★★ / ★★★★
Ben (Joel David Moore) has recently broken up with by his girlfriend of eight years. To help keep his mind off her, Marcus (Deon Richmore), Ben’s best friend, decides that they should visit New Orleans during Mardi Gras. But the plan backfires: breasts, booze, and beads are not tempting enough to distract Ben from his heartache. Instead, the duo end up partaking in a $40 tour of a swamp to see ghostly lights. Soon, the suspicious boat driver (Parry Shen), Ben, Marcus and the remaining six passengers are picked off by Victor Crowley (Kane Hodder), a gruesome, seemingly indestructible killer with a deformed face.
Written and directed by Adam Green, “Hatchet” is like watching a bunch of teenagers run around a corn maze to get scared out of their wits. And just like the characters in most teen flicks, the characters here are nothing but stereotypes. Ben is emo, Marcus is the clown, Marybeth (Tamara Feldman) is the quiet chick with secrets, Misty (Mercedes McNab) and Jenna (Joleigh Fioravanti) are the blonde and brunette nymphs, respectively, Doug (Joel Murray) is the pervert with the camera, while Jim and Shannon (Richard Riehle, Patrika Darbo) are the sugary sweet couple.

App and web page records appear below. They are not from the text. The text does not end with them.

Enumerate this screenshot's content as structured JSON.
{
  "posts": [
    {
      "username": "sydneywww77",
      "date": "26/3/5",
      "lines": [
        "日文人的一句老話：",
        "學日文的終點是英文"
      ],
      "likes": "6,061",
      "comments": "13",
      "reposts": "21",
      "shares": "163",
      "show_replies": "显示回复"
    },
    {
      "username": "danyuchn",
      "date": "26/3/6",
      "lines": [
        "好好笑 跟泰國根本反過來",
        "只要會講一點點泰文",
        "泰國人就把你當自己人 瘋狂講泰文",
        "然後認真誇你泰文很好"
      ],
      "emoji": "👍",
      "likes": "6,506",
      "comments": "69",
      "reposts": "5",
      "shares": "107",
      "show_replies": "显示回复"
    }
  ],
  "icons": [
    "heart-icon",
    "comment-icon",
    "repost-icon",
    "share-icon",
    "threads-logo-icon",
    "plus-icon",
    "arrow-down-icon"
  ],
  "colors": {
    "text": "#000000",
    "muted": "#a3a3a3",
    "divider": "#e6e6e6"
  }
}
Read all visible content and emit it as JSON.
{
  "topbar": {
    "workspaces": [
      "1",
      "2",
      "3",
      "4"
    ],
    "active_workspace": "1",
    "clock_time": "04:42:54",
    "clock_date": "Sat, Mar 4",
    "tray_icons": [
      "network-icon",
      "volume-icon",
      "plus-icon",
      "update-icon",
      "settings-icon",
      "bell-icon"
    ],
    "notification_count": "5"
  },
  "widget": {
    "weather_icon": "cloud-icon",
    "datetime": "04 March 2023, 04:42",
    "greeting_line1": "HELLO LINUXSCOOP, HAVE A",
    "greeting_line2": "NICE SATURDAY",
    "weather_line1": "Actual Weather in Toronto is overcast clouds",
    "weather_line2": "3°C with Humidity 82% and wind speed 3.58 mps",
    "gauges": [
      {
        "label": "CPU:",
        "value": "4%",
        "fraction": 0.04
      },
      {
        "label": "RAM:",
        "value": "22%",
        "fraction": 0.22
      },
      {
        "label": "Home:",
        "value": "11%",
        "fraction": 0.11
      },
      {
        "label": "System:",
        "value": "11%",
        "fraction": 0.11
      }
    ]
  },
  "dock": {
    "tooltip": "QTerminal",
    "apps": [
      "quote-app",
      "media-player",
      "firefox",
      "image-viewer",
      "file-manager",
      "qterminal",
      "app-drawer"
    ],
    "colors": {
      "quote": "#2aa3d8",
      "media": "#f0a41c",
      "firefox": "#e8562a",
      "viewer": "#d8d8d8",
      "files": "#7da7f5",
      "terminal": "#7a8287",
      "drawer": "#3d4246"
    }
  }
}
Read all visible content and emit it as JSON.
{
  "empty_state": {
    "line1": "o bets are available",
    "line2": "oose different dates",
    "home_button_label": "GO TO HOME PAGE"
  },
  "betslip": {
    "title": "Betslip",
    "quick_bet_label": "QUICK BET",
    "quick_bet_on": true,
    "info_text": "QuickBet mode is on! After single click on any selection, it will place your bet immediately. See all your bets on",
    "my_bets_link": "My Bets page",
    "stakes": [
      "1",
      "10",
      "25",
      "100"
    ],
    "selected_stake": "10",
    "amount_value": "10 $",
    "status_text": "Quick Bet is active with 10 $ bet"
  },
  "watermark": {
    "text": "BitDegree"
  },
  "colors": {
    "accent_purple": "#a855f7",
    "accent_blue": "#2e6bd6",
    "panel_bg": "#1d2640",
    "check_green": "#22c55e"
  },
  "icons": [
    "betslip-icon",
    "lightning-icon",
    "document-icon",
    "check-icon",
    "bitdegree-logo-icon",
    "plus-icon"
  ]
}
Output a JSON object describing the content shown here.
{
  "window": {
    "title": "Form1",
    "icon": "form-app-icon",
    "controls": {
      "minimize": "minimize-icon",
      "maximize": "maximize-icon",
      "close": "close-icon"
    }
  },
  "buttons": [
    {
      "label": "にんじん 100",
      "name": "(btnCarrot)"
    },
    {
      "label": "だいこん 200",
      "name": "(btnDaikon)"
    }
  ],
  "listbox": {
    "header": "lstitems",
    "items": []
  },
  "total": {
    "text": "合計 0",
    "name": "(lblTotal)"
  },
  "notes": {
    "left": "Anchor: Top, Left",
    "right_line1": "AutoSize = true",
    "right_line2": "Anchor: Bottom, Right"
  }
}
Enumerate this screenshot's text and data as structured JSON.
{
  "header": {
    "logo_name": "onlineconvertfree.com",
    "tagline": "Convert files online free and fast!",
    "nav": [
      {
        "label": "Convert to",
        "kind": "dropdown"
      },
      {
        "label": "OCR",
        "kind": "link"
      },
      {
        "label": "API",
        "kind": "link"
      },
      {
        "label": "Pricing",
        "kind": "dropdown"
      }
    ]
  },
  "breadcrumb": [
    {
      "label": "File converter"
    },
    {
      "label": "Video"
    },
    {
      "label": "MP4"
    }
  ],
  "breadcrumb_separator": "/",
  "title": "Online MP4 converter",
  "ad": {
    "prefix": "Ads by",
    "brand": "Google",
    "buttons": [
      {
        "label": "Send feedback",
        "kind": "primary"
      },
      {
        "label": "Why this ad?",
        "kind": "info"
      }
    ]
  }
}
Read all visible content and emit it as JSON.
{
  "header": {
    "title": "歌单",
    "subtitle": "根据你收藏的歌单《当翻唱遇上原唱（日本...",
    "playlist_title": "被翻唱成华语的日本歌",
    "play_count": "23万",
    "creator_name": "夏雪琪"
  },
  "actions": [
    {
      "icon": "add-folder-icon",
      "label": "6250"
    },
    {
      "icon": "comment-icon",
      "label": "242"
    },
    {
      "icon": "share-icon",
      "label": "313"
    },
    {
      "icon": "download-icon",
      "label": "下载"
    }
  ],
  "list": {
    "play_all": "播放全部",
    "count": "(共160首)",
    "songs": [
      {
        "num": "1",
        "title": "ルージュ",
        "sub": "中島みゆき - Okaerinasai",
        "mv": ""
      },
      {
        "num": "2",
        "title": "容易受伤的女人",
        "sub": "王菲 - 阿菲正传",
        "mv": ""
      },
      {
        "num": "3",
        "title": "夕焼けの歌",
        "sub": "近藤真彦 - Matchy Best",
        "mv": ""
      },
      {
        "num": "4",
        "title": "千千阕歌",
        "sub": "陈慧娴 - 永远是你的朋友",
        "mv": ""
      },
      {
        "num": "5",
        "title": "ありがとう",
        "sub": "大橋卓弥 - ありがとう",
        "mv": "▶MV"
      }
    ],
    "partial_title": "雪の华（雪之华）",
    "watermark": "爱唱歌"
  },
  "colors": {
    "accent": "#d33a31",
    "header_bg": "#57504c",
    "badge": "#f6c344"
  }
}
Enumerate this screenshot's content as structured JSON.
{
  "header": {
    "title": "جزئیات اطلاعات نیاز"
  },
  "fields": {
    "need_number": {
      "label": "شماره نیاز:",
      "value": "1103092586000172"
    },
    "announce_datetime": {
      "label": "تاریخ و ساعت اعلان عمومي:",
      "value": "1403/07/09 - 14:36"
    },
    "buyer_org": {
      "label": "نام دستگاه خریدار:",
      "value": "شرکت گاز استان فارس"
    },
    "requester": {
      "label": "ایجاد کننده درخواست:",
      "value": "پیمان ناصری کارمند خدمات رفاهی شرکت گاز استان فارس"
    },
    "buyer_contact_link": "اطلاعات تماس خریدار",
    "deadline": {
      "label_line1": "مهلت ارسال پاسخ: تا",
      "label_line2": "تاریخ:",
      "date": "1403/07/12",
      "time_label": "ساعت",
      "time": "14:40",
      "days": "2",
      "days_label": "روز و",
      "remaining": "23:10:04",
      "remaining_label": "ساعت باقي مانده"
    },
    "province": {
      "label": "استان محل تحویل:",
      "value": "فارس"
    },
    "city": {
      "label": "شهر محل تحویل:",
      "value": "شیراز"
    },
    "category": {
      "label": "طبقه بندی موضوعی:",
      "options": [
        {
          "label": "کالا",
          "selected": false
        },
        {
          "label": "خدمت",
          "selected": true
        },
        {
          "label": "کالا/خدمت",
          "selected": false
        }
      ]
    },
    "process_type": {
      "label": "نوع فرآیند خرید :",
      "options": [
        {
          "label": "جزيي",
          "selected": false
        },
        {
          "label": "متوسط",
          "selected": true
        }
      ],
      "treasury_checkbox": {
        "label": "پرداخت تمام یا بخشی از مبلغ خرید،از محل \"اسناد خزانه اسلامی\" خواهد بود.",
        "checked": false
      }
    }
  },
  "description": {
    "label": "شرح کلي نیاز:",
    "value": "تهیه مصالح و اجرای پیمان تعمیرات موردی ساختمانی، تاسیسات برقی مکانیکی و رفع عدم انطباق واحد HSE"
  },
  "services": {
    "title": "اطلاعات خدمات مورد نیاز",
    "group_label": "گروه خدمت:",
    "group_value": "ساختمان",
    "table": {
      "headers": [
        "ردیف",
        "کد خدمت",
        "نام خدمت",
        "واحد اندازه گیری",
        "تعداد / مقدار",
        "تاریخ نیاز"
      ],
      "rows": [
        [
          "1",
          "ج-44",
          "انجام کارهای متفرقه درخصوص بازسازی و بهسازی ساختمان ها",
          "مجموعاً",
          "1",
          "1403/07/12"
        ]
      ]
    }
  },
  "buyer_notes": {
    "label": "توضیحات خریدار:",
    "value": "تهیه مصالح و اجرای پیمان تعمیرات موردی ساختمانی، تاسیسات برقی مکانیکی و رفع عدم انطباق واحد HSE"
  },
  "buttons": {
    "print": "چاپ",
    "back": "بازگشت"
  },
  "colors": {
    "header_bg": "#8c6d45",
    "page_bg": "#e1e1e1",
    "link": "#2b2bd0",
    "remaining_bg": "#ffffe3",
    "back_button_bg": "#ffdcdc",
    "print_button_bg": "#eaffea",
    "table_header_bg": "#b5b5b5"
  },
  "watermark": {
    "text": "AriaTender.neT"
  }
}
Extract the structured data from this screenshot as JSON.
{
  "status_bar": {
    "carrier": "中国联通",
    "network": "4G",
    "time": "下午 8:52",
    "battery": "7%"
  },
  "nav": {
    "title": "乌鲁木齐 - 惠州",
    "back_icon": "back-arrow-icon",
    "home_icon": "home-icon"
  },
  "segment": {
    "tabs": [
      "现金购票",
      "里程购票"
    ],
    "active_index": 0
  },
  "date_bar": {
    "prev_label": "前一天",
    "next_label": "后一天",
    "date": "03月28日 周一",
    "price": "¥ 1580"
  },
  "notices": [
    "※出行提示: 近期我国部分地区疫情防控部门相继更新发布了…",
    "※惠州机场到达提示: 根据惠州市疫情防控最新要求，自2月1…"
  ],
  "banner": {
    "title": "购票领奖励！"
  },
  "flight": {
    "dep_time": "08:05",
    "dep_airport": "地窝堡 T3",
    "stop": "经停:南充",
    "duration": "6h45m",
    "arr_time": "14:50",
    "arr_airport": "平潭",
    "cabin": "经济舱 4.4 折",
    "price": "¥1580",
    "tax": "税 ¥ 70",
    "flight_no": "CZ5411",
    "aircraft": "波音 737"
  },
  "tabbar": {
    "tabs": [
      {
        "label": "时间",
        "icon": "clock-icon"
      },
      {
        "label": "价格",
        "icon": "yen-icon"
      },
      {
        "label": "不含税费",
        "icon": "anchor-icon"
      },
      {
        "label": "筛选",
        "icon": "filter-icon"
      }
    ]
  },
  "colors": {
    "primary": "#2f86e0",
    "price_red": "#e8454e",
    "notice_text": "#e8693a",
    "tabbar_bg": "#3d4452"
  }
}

I was actually glad the writer-director does not force his characters to be more than cardboard cutouts because there are far too many of them. Most end up with severed limbs anyway. Once they are bloody and with body parts missing, they are nearly instantaneously forgotten.
The supporting actors are given very funny lines and they make the most of them. More often than not, the jokes and one-liners work in releasing some of the tension as the characters stroll around the creepy swamp. McNab gives an ace performance as the dumb blonde. She is a laugh riot because she straddles confusion and fear with, ironically, unique elegance. She gives a whole new meaning to the phrase, “Blondes have more fun!”
Much of the effort is dedicated to scenes that lead up to the killer coming out of the blue and executing the grizzly kills. Since the characters are left running around in an open space, I found myself into it and feeling paranoid that Victor, equipped with an intimidating stature, can appear at any time. When nothing can be heard but silence, it a surefire signal that something deadly is about to happen.
I liked the background story involving Victor Crowley as a child but it is as thin as Saran wrap. Since Victor is deformed, kids feared him and he was often bullied. No one loved him except for his father. I wish Green had found a way to incorporate Victor’s past to what he inevitably becomes. This is very undeveloped–which it should not have been if we are to ultimately believe that Victor Crowley belongs in the pantheon with Michael Myers, Jason Voorhees, and Freddy Krueger, its obvious inspirations.
And then there is the question of whether Victor is still a man or if he is poltergeist whose mortal body died very unhappily and full of rage. While he feels pain when struck by a weapon, it seems like he was unable to die. Leaving the issue open-ended gives way to a plethora of loopholes. The characters who we want to survive have less of a chance if they do not know exactly what they were up against.
Still, “Hatchet” may not serve as a prime inspiration for future lost-in-the-woods-with-a-serial-killer movies but it is goofy, gory and great fun if seen with the right company.